Every line of the data below that holds the string "icon" needs to be reported.

:::::

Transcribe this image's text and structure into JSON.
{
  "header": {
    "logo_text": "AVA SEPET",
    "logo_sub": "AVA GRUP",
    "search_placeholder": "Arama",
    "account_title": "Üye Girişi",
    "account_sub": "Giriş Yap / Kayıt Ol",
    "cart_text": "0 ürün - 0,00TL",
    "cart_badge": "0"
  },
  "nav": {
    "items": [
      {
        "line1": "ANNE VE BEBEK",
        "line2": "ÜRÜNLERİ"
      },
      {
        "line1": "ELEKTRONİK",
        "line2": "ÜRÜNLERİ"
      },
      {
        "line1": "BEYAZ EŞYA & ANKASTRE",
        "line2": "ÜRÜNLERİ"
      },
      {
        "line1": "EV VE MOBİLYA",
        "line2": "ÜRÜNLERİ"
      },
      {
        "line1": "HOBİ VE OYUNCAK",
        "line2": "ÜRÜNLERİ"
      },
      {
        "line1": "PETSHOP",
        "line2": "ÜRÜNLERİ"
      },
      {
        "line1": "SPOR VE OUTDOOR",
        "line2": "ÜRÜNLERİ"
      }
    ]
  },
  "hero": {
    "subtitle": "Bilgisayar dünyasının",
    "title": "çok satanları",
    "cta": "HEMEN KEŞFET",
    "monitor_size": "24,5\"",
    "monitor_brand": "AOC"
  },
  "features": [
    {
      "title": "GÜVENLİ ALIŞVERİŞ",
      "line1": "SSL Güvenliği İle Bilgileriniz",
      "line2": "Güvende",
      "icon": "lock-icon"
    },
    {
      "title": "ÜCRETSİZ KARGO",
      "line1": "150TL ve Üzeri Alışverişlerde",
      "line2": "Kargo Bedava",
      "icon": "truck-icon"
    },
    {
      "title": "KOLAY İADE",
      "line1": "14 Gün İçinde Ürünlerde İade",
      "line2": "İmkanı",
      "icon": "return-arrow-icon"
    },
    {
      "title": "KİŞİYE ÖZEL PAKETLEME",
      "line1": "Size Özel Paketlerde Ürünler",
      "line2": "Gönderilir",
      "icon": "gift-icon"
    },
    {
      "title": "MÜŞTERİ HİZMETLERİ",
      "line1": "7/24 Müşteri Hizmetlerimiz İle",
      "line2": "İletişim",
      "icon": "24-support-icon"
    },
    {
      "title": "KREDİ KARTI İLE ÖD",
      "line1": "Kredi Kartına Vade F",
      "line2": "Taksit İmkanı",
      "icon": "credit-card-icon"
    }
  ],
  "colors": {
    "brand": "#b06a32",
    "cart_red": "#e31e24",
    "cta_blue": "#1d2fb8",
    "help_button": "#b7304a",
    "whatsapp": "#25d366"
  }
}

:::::

- Exercise solution -
      "icon": "lock-icon"
      "icon": "truck-icon"
      "icon": "return-arrow-icon"
      "icon": "gift-icon"
      "icon": "24-support-icon"
      "icon": "credit-card-icon"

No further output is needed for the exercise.